■ **YOUR GOAL**:
Copy out all lines from the entries below in which "visible" occurs.

■ **PROVIDED RECORDS**:
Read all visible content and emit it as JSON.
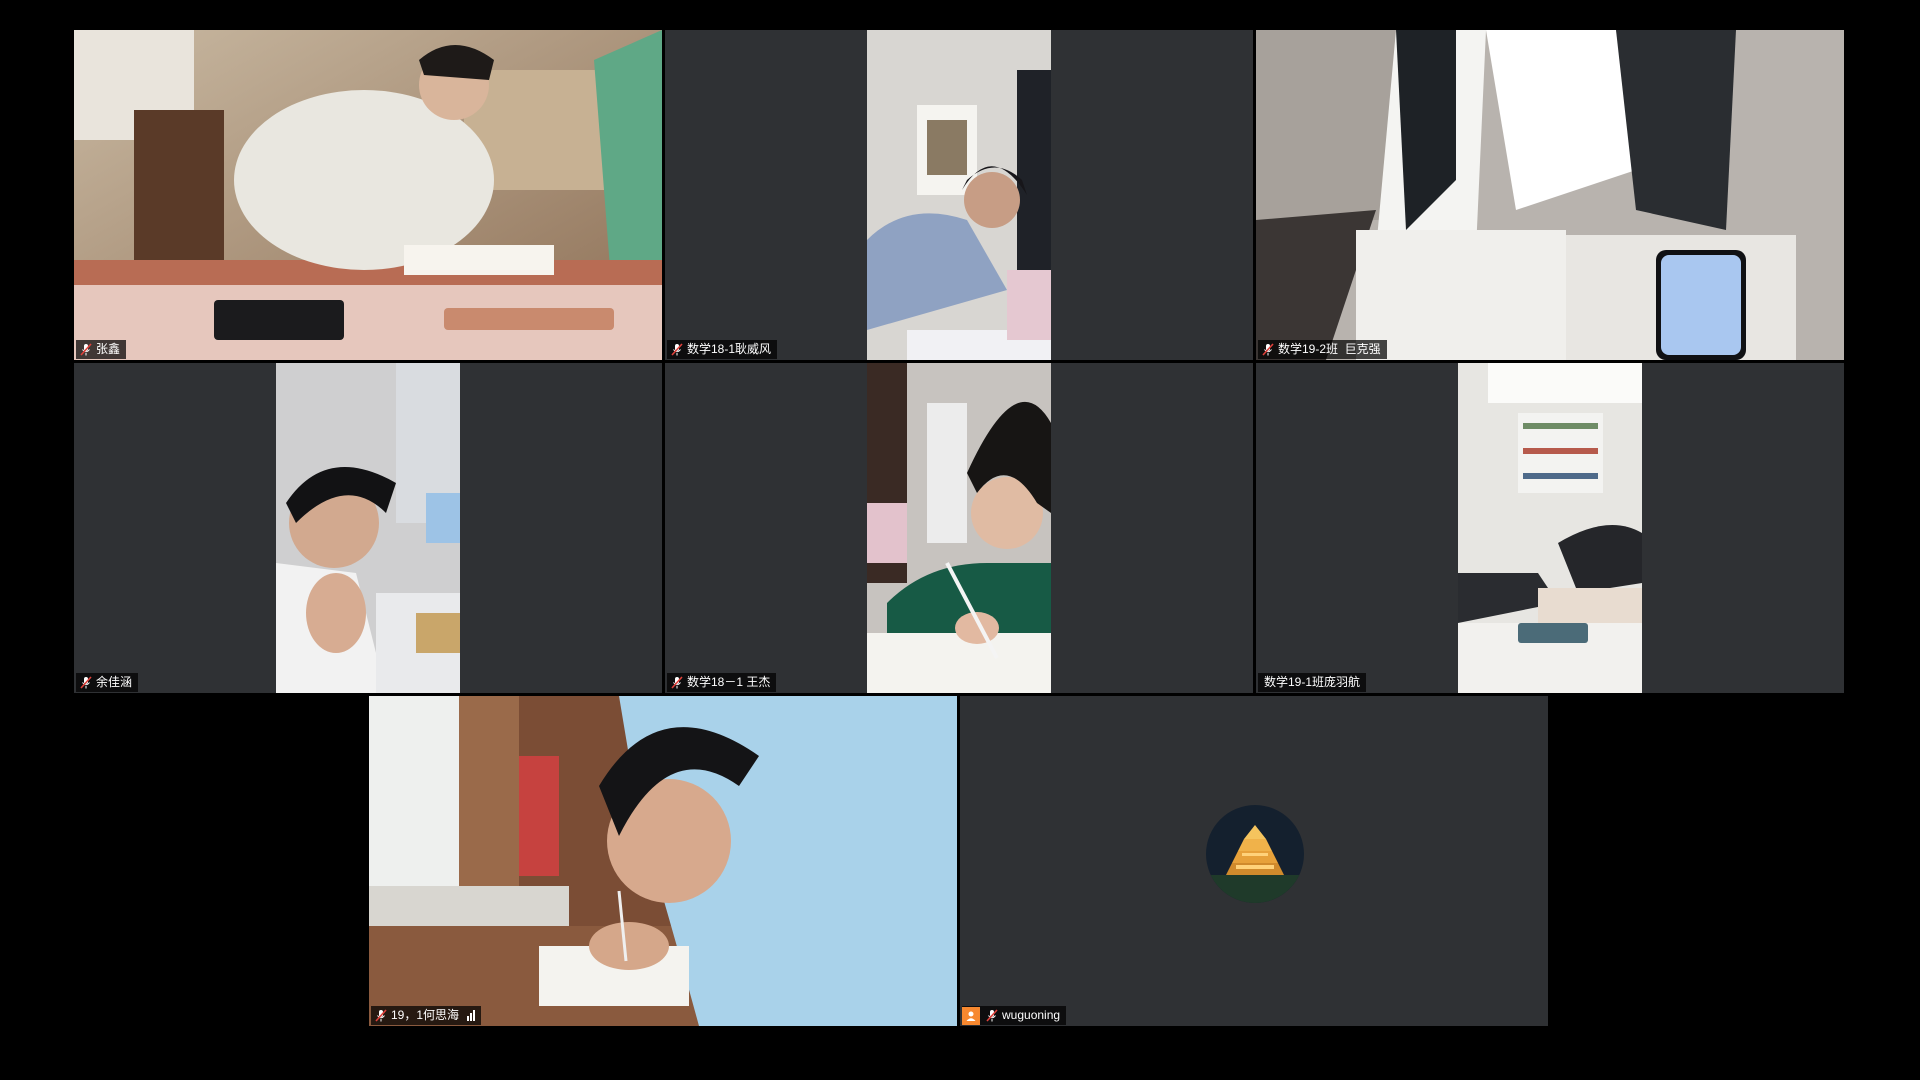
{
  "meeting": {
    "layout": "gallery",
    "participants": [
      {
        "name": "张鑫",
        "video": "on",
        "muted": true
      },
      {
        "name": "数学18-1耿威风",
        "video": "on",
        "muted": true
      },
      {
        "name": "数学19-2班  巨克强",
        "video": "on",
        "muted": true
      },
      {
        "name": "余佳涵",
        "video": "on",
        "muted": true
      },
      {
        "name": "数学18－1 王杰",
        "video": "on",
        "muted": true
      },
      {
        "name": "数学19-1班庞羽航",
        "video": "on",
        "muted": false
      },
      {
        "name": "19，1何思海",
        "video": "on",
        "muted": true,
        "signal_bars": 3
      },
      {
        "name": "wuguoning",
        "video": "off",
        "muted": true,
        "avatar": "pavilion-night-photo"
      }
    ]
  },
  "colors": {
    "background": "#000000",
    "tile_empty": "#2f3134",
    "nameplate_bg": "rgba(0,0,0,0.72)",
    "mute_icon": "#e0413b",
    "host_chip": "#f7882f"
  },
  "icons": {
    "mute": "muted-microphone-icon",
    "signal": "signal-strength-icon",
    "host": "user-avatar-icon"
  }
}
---
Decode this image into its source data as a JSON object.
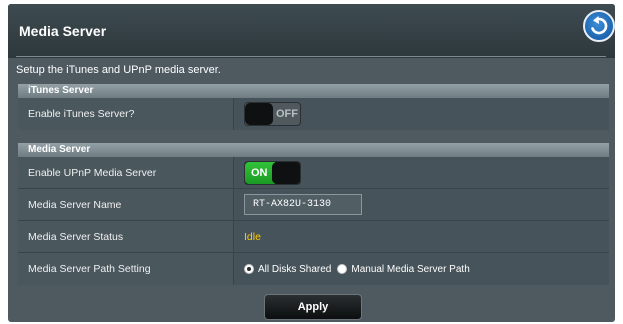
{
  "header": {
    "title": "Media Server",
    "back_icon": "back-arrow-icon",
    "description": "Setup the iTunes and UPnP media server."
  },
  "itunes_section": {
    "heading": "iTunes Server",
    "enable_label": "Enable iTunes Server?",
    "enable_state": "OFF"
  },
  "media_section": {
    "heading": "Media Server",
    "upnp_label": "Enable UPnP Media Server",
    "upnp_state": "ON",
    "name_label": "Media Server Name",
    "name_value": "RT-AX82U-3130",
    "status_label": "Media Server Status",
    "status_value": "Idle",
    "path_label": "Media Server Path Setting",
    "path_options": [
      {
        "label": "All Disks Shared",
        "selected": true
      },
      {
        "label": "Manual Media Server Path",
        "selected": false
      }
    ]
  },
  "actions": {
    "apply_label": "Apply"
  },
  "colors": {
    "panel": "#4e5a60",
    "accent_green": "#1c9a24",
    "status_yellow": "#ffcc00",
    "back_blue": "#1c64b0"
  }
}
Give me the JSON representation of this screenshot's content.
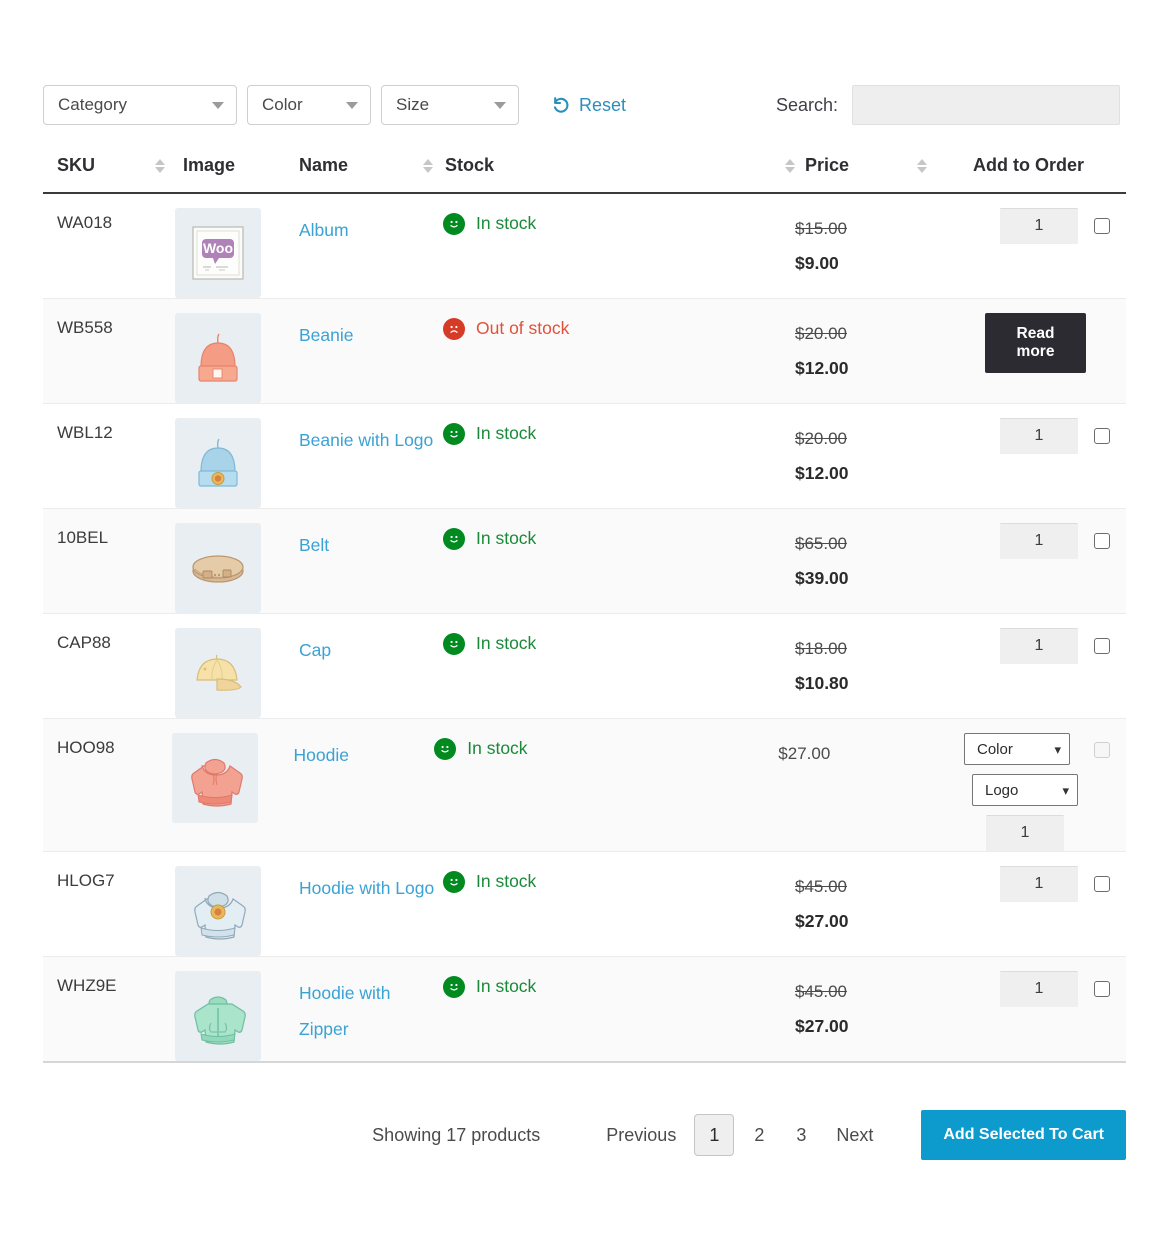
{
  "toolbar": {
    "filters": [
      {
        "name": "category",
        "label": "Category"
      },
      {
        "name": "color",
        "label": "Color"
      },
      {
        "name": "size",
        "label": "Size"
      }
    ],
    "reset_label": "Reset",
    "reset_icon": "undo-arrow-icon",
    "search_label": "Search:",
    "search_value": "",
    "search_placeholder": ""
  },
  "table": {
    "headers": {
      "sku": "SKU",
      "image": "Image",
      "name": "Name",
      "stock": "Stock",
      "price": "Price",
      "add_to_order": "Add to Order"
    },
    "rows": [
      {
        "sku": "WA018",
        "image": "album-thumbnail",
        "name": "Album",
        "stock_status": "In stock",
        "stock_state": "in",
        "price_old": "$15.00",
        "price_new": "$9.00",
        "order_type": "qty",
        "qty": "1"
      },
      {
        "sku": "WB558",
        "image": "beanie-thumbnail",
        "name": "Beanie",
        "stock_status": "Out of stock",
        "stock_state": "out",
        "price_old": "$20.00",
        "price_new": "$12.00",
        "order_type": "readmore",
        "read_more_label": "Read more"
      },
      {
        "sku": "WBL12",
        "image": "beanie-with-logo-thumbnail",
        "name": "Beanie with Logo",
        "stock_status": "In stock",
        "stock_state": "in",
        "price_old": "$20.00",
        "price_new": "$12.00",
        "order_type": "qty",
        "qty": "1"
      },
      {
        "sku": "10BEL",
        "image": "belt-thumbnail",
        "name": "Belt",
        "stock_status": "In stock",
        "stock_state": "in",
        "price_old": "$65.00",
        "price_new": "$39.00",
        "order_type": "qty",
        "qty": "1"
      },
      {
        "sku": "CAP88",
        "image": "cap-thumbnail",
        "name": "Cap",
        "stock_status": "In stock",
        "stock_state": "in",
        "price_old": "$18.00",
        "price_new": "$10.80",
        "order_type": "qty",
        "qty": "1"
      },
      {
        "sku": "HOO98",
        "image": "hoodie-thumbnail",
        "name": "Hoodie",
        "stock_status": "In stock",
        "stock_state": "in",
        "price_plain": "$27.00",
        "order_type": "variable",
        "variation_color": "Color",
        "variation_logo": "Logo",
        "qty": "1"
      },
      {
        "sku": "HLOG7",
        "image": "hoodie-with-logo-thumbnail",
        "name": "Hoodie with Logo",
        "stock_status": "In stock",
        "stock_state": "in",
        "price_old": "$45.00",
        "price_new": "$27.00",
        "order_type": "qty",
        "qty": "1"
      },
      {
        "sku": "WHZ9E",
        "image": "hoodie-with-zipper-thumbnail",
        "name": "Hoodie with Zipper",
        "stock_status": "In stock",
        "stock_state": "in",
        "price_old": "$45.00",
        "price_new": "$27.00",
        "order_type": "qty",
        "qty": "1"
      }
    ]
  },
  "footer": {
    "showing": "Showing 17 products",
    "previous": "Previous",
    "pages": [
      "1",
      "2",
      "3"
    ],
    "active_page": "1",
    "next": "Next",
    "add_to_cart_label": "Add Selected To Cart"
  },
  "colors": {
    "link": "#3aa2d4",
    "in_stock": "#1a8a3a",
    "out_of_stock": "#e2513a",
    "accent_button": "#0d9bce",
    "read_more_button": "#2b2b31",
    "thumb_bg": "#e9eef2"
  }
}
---
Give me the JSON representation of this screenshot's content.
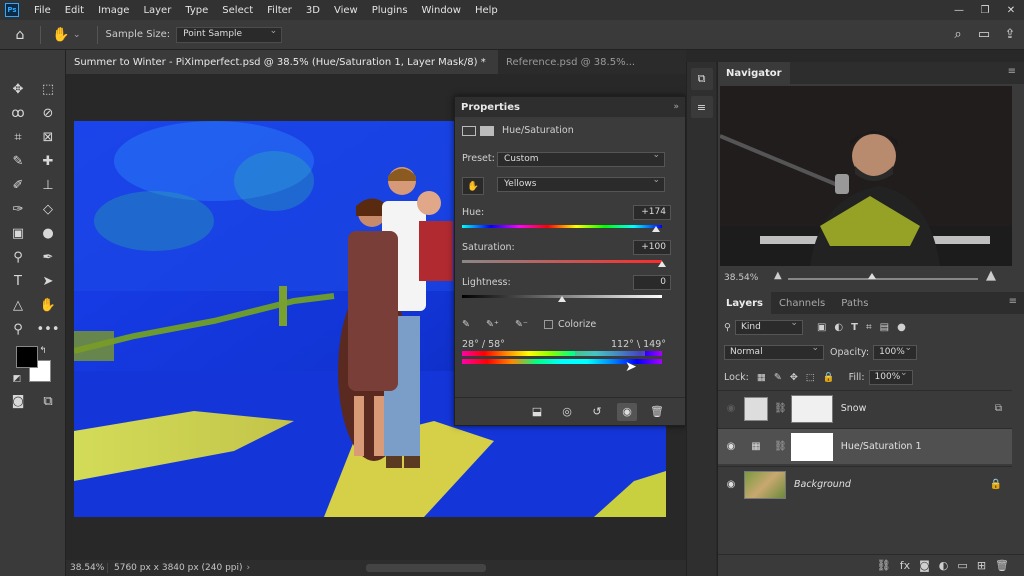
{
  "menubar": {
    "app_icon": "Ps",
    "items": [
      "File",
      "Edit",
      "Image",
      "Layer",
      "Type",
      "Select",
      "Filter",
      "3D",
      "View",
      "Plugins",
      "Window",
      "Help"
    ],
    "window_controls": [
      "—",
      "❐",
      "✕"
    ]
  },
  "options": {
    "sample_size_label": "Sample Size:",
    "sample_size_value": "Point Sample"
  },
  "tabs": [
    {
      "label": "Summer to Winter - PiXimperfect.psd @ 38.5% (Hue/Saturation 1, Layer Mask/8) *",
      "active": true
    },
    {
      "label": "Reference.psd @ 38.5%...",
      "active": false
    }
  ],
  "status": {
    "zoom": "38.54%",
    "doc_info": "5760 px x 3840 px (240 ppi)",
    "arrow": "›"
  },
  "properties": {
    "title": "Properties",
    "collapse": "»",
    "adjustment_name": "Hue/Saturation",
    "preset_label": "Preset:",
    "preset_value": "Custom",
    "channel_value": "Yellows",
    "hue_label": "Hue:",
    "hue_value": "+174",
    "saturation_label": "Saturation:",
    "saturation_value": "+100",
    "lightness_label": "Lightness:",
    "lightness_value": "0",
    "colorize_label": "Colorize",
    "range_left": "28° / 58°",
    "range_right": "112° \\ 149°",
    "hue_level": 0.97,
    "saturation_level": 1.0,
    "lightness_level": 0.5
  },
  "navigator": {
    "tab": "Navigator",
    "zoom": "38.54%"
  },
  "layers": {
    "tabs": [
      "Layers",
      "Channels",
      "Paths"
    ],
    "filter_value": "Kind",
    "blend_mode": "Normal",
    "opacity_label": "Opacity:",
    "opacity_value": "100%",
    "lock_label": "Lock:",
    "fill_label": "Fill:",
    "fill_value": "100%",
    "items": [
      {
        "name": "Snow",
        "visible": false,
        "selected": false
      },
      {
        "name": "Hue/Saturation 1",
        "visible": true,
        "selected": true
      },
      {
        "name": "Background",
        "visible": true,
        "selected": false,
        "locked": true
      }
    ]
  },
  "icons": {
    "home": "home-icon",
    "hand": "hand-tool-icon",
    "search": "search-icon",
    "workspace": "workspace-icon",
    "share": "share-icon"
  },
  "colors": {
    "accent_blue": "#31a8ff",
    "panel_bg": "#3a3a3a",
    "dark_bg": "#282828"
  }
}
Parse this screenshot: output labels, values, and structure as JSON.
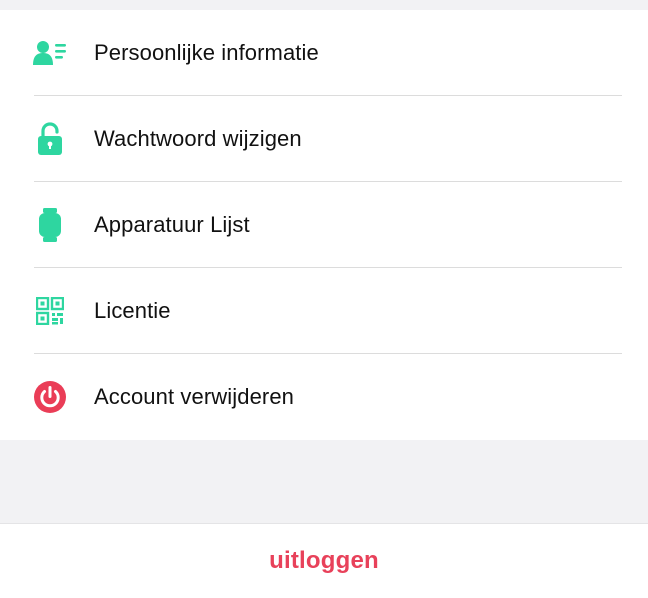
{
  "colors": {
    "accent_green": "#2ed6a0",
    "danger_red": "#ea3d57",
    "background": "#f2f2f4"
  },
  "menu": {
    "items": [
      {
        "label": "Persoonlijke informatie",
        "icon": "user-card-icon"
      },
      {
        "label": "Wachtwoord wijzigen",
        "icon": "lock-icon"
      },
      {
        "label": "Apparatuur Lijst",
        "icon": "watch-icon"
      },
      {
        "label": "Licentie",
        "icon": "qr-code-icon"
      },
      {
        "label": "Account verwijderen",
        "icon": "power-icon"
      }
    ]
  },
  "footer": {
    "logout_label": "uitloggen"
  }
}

■ **WORKED SOLUTION**:
Read all visible content and emit it as JSON.
        "visible": false,
        "visible": true,
        "visible": true,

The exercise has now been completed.